ABOUT THIS EXERCISE. Apart from the images, every record here needs to be copied exactly.

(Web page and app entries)
◆ ◆ ◆ ◆

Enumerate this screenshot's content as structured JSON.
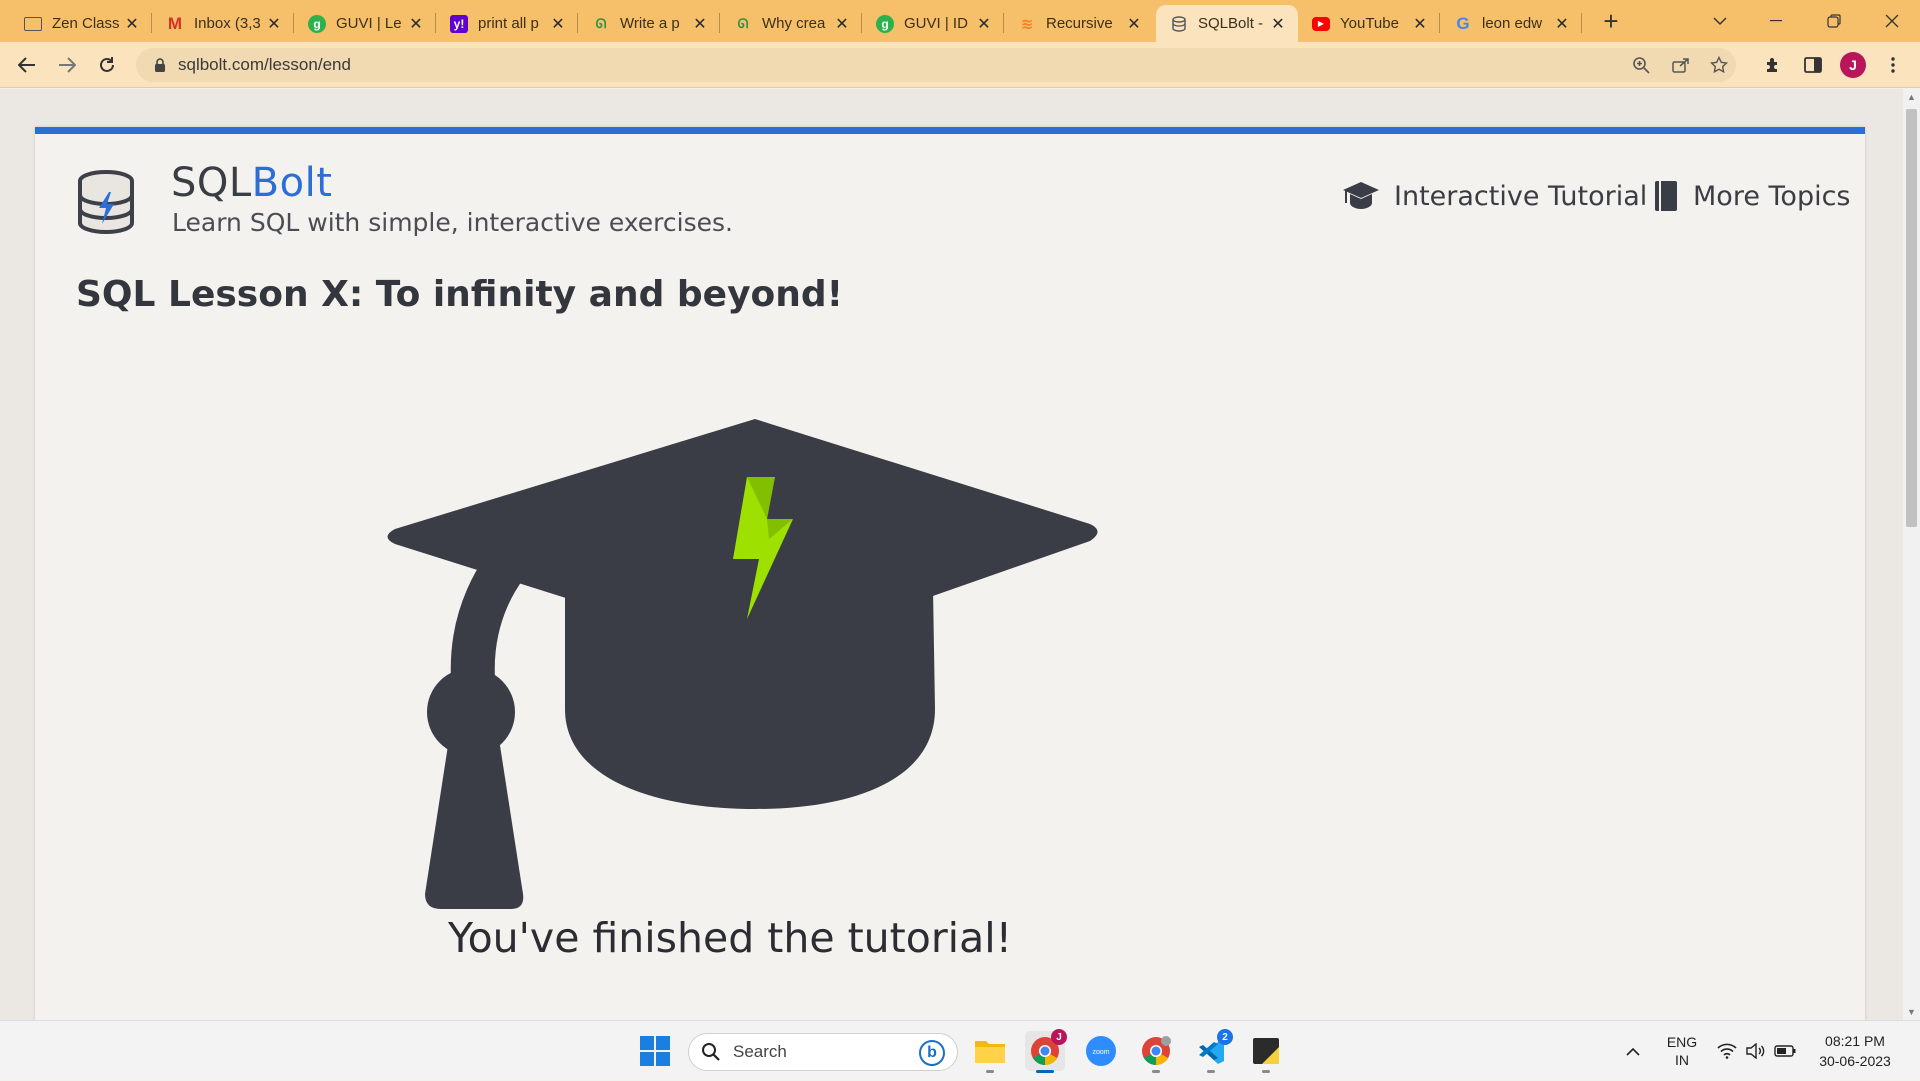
{
  "browser": {
    "tabs": [
      {
        "label": "Zen Class",
        "icon": "page-icon"
      },
      {
        "label": "Inbox (3,3",
        "icon": "gmail-icon"
      },
      {
        "label": "GUVI | Le",
        "icon": "guvi-icon"
      },
      {
        "label": "print all p",
        "icon": "yahoo-icon"
      },
      {
        "label": "Write a p",
        "icon": "geeksforgeeks-icon"
      },
      {
        "label": "Why crea",
        "icon": "geeksforgeeks-icon"
      },
      {
        "label": "GUVI | ID",
        "icon": "guvi-icon"
      },
      {
        "label": "Recursive",
        "icon": "stackoverflow-icon"
      },
      {
        "label": "SQLBolt -",
        "icon": "sqlbolt-icon",
        "active": true
      },
      {
        "label": "YouTube",
        "icon": "youtube-icon"
      },
      {
        "label": "leon edw",
        "icon": "google-icon"
      }
    ],
    "new_tab": "+",
    "url": "sqlbolt.com/lesson/end",
    "profile_initial": "J"
  },
  "page": {
    "brand_prefix": "SQL",
    "brand_accent": "Bolt",
    "tagline": "Learn SQL with simple, interactive exercises.",
    "nav": {
      "interactive_tutorial": "Interactive Tutorial",
      "more_topics": "More Topics"
    },
    "lesson_title": "SQL Lesson X: To infinity and beyond!",
    "finished_message": "You've finished the tutorial!"
  },
  "taskbar": {
    "search_label": "Search",
    "lang_line1": "ENG",
    "lang_line2": "IN",
    "time": "08:21 PM",
    "date": "30-06-2023",
    "chrome_badge": "J",
    "vscode_badge": "2"
  },
  "colors": {
    "accent_blue": "#2b6fd6",
    "tabbar": "#f6c06a",
    "toolbar": "#fbe3bd",
    "cap_dark": "#3a3d45",
    "bolt_green": "#9ee000"
  }
}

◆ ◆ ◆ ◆

ANSWER AREA.
Enumerate this screenshot's content as structured JSON.
{
  "browser": {
    "tabs": [
      {
        "label": "Zen Class",
        "icon": "page-icon"
      },
      {
        "label": "Inbox (3,3",
        "icon": "gmail-icon"
      },
      {
        "label": "GUVI | Le",
        "icon": "guvi-icon"
      },
      {
        "label": "print all p",
        "icon": "yahoo-icon"
      },
      {
        "label": "Write a p",
        "icon": "geeksforgeeks-icon"
      },
      {
        "label": "Why crea",
        "icon": "geeksforgeeks-icon"
      },
      {
        "label": "GUVI | ID",
        "icon": "guvi-icon"
      },
      {
        "label": "Recursive",
        "icon": "stackoverflow-icon"
      },
      {
        "label": "SQLBolt -",
        "icon": "sqlbolt-icon",
        "active": true
      },
      {
        "label": "YouTube",
        "icon": "youtube-icon"
      },
      {
        "label": "leon edw",
        "icon": "google-icon"
      }
    ],
    "new_tab": "+",
    "url": "sqlbolt.com/lesson/end",
    "profile_initial": "J"
  },
  "page": {
    "brand_prefix": "SQL",
    "brand_accent": "Bolt",
    "tagline": "Learn SQL with simple, interactive exercises.",
    "nav": {
      "interactive_tutorial": "Interactive Tutorial",
      "more_topics": "More Topics"
    },
    "lesson_title": "SQL Lesson X: To infinity and beyond!",
    "finished_message": "You've finished the tutorial!"
  },
  "taskbar": {
    "search_label": "Search",
    "lang_line1": "ENG",
    "lang_line2": "IN",
    "time": "08:21 PM",
    "date": "30-06-2023",
    "chrome_badge": "J",
    "vscode_badge": "2"
  },
  "colors": {
    "accent_blue": "#2b6fd6",
    "tabbar": "#f6c06a",
    "toolbar": "#fbe3bd",
    "cap_dark": "#3a3d45",
    "bolt_green": "#9ee000"
  }
}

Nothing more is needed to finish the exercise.